The practical benefits to teachers can be measured in terms of time-based efforts and workload reduction. For example, using an LMS allows teachers to quickly create tests/quizzes using a pre-existing, or ever-expanding question bank. LMS technology also permits the automation of marking those tests and quizzes. Practical benefits also include the ability to track the submission of digital assignments, reuse or reconstruct a course curriculum using new course templates.
The Way of the Future
Online learning offers significant benefits for educators. The Babson Survey Research Group notes online course registration growth has remained consistent for the past 13 years, growing to 5.8 million nationally (US). Further, they have found that over 25% of all higher education students are now enrolled in at least one online course.
These statistics dictate not only the perceived advantages of online course availability but their success as an alternative for traditional classroom learning settings. It’s estimated that by 2019, at least 50% of all post-secondary courses will be delivered online, providing schedule flexibility and cost effectiveness for educators, as well as access to new learning platforms and the opportunity to learn from celebrated educators located elsewhere in the world via long-distance education. This translates directly as an aid to teachers, who can make larger impacts on broader populations of students, maximizing the spread of knowledge, and the development of educational practice through access to online learning resources.
In elementary school settings, blended approaches to online learning allow both teachers and students to access a wide variety of modern teaching/learning tools and resources. Roughly 1 million children in the United States alone are actively participating in a form of online education, allowing disenfranchised areas and schools access to the best teachers - entirely free from the confines of geography.
Access to Training
Good teachers love to teach, but further, the best educators enjoy the opportunity to learn on a consistent basis. Teaching with eLearning resources as a means of updating and honing one’s approach to teaching forces teachers to constantly up their game, in turn making professional development a daily activity.

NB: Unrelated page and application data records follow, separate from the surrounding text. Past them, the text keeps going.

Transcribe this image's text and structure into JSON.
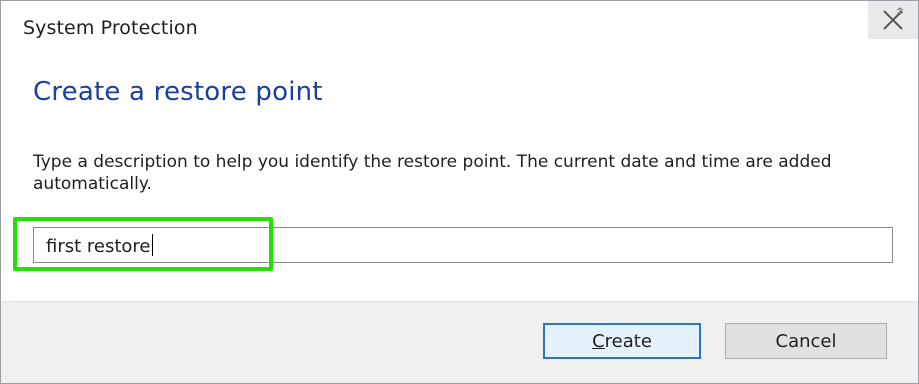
{
  "window": {
    "title": "System Protection"
  },
  "main": {
    "heading": "Create a restore point",
    "description": "Type a description to help you identify the restore point. The current date and time are added automatically.",
    "input_value": "first restore"
  },
  "buttons": {
    "create_label_accel": "C",
    "create_label_rest": "reate",
    "cancel_label": "Cancel"
  },
  "colors": {
    "heading": "#1b3f9e",
    "highlight": "#22e000",
    "default_button_border": "#2f73c9"
  },
  "icons": {
    "close": "close-icon"
  }
}
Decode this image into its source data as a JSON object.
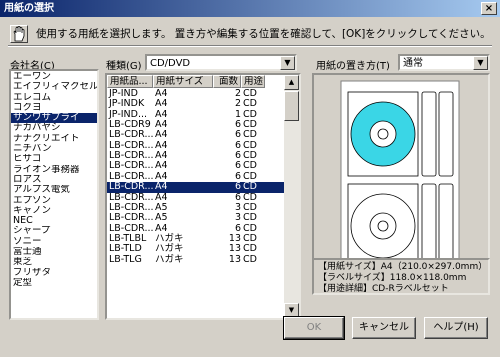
{
  "window": {
    "title": "用紙の選択",
    "close_glyph": "×"
  },
  "instruction": "使用する用紙を選択します。 置き方や編集する位置を確認して、[OK]をクリックしてください。",
  "company": {
    "label": "会社名(C)",
    "items": [
      "エーワン",
      "エイブリィマクセル",
      "エレコム",
      "コクヨ",
      "サンワサプライ",
      "ナカバヤシ",
      "ナナクリエイト",
      "ニチバン",
      "ヒサゴ",
      "ライオン事務器",
      "ロアス",
      "アルプス電気",
      "エプソン",
      "キャノン",
      "NEC",
      "シャープ",
      "ソニー",
      "富士通",
      "東芝",
      "ブリザタ",
      "定型"
    ],
    "selected_index": 4
  },
  "kind": {
    "label": "種類(G)",
    "value": "CD/DVD"
  },
  "paper_table": {
    "headers": [
      "用紙品...",
      "用紙サイズ",
      "面数",
      "用途"
    ],
    "rows": [
      [
        "JP-IND",
        "A4",
        "2",
        "CD"
      ],
      [
        "JP-INDK",
        "A4",
        "2",
        "CD"
      ],
      [
        "JP-IND...",
        "A4",
        "1",
        "CD"
      ],
      [
        "LB-CDR9",
        "A4",
        "6",
        "CD"
      ],
      [
        "LB-CDR...",
        "A4",
        "6",
        "CD"
      ],
      [
        "LB-CDR...",
        "A4",
        "6",
        "CD"
      ],
      [
        "LB-CDR...",
        "A4",
        "6",
        "CD"
      ],
      [
        "LB-CDR...",
        "A4",
        "6",
        "CD"
      ],
      [
        "LB-CDR...",
        "A4",
        "6",
        "CD"
      ],
      [
        "LB-CDR...",
        "A4",
        "6",
        "CD"
      ],
      [
        "LB-CDR...",
        "A4",
        "6",
        "CD"
      ],
      [
        "LB-CDR...",
        "A5",
        "3",
        "CD"
      ],
      [
        "LB-CDR...",
        "A5",
        "3",
        "CD"
      ],
      [
        "LB-CDR...",
        "A4",
        "6",
        "CD"
      ],
      [
        "LB-TLBL",
        "ハガキ",
        "13",
        "CD"
      ],
      [
        "LB-TLD",
        "ハガキ",
        "13",
        "CD"
      ],
      [
        "LB-TLG",
        "ハガキ",
        "13",
        "CD"
      ]
    ],
    "selected_index": 9
  },
  "placement": {
    "label": "用紙の置き方(T)",
    "value": "通常"
  },
  "info": {
    "line1": "【用紙サイズ】A4（210.0×297.0mm）",
    "line2": "【ラベルサイズ】118.0×118.0mm",
    "line3": "【用途詳細】CD-Rラベルセット"
  },
  "buttons": {
    "ok": "OK",
    "cancel": "キャンセル",
    "help": "ヘルプ(H)"
  },
  "colors": {
    "accent": "#3ad6e6",
    "selection": "#0a246a"
  }
}
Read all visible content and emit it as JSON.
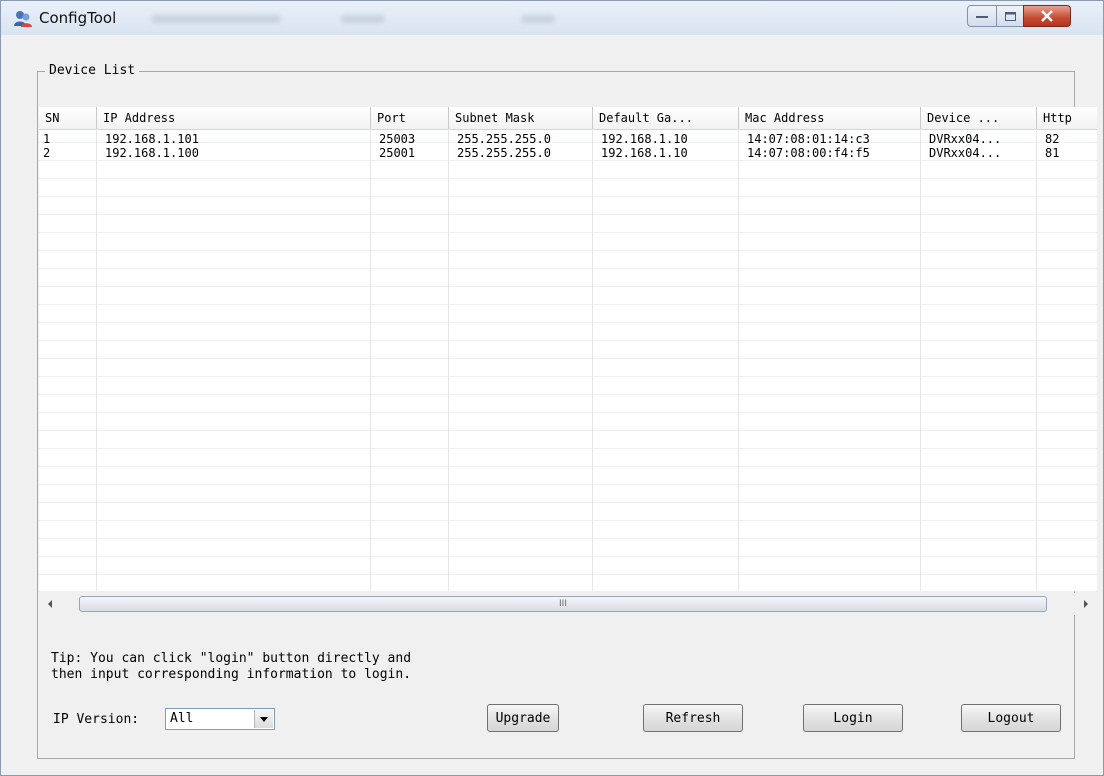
{
  "window": {
    "title": "ConfigTool",
    "minimize_icon": "minimize-icon",
    "maximize_icon": "maximize-icon",
    "close_icon": "close-icon"
  },
  "device_list": {
    "group_label": "Device List",
    "columns": [
      "SN",
      "IP Address",
      "Port",
      "Subnet Mask",
      "Default Ga...",
      "Mac Address",
      "Device ...",
      "Http"
    ],
    "rows": [
      [
        "1",
        "192.168.1.101",
        "25003",
        "255.255.255.0",
        "192.168.1.10",
        "14:07:08:01:14:c3",
        "DVRxx04...",
        "82"
      ],
      [
        "2",
        "192.168.1.100",
        "25001",
        "255.255.255.0",
        "192.168.1.10",
        "14:07:08:00:f4:f5",
        "DVRxx04...",
        "81"
      ]
    ]
  },
  "scrollbar": {
    "thumb_grip": "III"
  },
  "tip": "Tip: You can click \"login\" button directly and\nthen input corresponding information to login.",
  "ip_version": {
    "label": "IP Version:",
    "value": "All"
  },
  "buttons": {
    "upgrade": "Upgrade",
    "refresh": "Refresh",
    "login": "Login",
    "logout": "Logout"
  }
}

This concept represents a pivotal twist for those - like us - who advocate for the integration of online learning in mainstream education. Instead of using technology as a substitute for human interaction, it’s the indirect benefits of technology and online learning that promote the goals of access to online learning for empowering teachers with the tools to help in the classroom.
Technology and access to online learning help teachers to share a readily available source of unlimited academic content, as well as learn themselves how best to share and personalize this vast network of content to students. This access to training acts as a vessel to help teachers understand what type of education is working for their students, supporting changes and adaptations to lesson plans.
The biggest benefit of LMS platforms and eLearning opportunities are that teachers are able to focus their energies on pedagogical functionality. The ability of teachers to automate marking, digitally issue tests and quizzes, and track student progress with reporting tools and analytics makes the education landscape a more accommodating and innovative industry that puts students first.
Online learning isn’t just capable of empowering students to progress beyond the course expectations, but it encourages them to explore and learn ahead of the curriculum in a way that makes learning functional, relevant to today’s growing inclusion of technology, and fun.Interested in incorporating online learning for your classroom? Ask your school administrator or university managers to consider adopting an online learning LMS like Moodle or Totara to give your students – and yourself – more opportunities to learn.